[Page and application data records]
★ ★ ★ ★ ★ ★ ★
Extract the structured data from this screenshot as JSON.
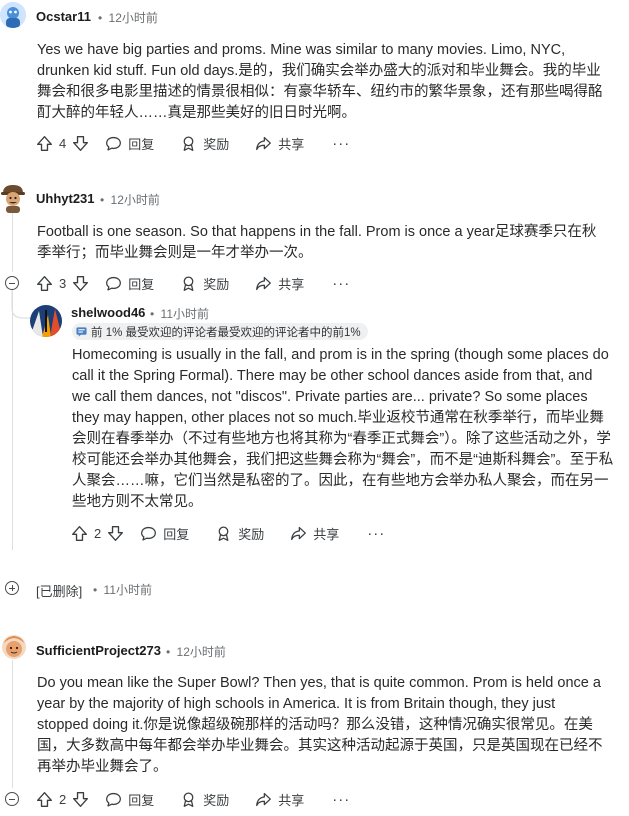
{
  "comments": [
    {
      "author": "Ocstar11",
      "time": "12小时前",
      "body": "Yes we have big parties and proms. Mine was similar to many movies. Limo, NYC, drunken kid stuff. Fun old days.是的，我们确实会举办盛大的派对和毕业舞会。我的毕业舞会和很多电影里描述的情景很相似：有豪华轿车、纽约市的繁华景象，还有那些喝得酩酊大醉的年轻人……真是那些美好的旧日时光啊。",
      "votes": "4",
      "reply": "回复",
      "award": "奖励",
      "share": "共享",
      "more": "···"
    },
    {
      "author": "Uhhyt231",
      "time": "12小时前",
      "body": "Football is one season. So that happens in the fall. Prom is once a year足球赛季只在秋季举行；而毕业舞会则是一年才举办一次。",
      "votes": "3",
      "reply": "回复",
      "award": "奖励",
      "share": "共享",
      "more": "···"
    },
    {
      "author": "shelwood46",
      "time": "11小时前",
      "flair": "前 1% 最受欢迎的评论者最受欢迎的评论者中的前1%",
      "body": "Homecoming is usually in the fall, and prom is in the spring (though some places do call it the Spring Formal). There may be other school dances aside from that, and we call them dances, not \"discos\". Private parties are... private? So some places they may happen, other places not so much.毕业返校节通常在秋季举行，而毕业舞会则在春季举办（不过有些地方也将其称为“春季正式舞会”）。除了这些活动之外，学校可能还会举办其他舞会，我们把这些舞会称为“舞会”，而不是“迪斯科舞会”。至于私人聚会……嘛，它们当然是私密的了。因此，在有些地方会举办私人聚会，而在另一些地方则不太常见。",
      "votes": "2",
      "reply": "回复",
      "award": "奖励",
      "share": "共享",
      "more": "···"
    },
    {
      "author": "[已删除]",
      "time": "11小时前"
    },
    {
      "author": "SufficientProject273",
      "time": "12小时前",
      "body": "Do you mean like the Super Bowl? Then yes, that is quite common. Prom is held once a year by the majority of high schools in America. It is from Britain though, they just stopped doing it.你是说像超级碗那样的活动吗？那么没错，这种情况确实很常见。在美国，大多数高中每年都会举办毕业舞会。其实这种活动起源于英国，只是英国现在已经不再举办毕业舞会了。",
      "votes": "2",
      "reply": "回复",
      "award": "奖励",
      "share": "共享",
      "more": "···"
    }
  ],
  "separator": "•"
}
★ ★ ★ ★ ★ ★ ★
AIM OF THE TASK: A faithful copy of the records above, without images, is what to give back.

RESULT BELOW:
Extract the structured data from this screenshot as JSON.
{
  "comments": [
    {
      "author": "Ocstar11",
      "time": "12小时前",
      "body": "Yes we have big parties and proms. Mine was similar to many movies. Limo, NYC, drunken kid stuff. Fun old days.是的，我们确实会举办盛大的派对和毕业舞会。我的毕业舞会和很多电影里描述的情景很相似：有豪华轿车、纽约市的繁华景象，还有那些喝得酩酊大醉的年轻人……真是那些美好的旧日时光啊。",
      "votes": "4",
      "reply": "回复",
      "award": "奖励",
      "share": "共享",
      "more": "···"
    },
    {
      "author": "Uhhyt231",
      "time": "12小时前",
      "body": "Football is one season. So that happens in the fall. Prom is once a year足球赛季只在秋季举行；而毕业舞会则是一年才举办一次。",
      "votes": "3",
      "reply": "回复",
      "award": "奖励",
      "share": "共享",
      "more": "···"
    },
    {
      "author": "shelwood46",
      "time": "11小时前",
      "flair": "前 1% 最受欢迎的评论者最受欢迎的评论者中的前1%",
      "body": "Homecoming is usually in the fall, and prom is in the spring (though some places do call it the Spring Formal). There may be other school dances aside from that, and we call them dances, not \"discos\". Private parties are... private? So some places they may happen, other places not so much.毕业返校节通常在秋季举行，而毕业舞会则在春季举办（不过有些地方也将其称为“春季正式舞会”）。除了这些活动之外，学校可能还会举办其他舞会，我们把这些舞会称为“舞会”，而不是“迪斯科舞会”。至于私人聚会……嘛，它们当然是私密的了。因此，在有些地方会举办私人聚会，而在另一些地方则不太常见。",
      "votes": "2",
      "reply": "回复",
      "award": "奖励",
      "share": "共享",
      "more": "···"
    },
    {
      "author": "[已删除]",
      "time": "11小时前"
    },
    {
      "author": "SufficientProject273",
      "time": "12小时前",
      "body": "Do you mean like the Super Bowl? Then yes, that is quite common. Prom is held once a year by the majority of high schools in America. It is from Britain though, they just stopped doing it.你是说像超级碗那样的活动吗？那么没错，这种情况确实很常见。在美国，大多数高中每年都会举办毕业舞会。其实这种活动起源于英国，只是英国现在已经不再举办毕业舞会了。",
      "votes": "2",
      "reply": "回复",
      "award": "奖励",
      "share": "共享",
      "more": "···"
    }
  ],
  "separator": "•"
}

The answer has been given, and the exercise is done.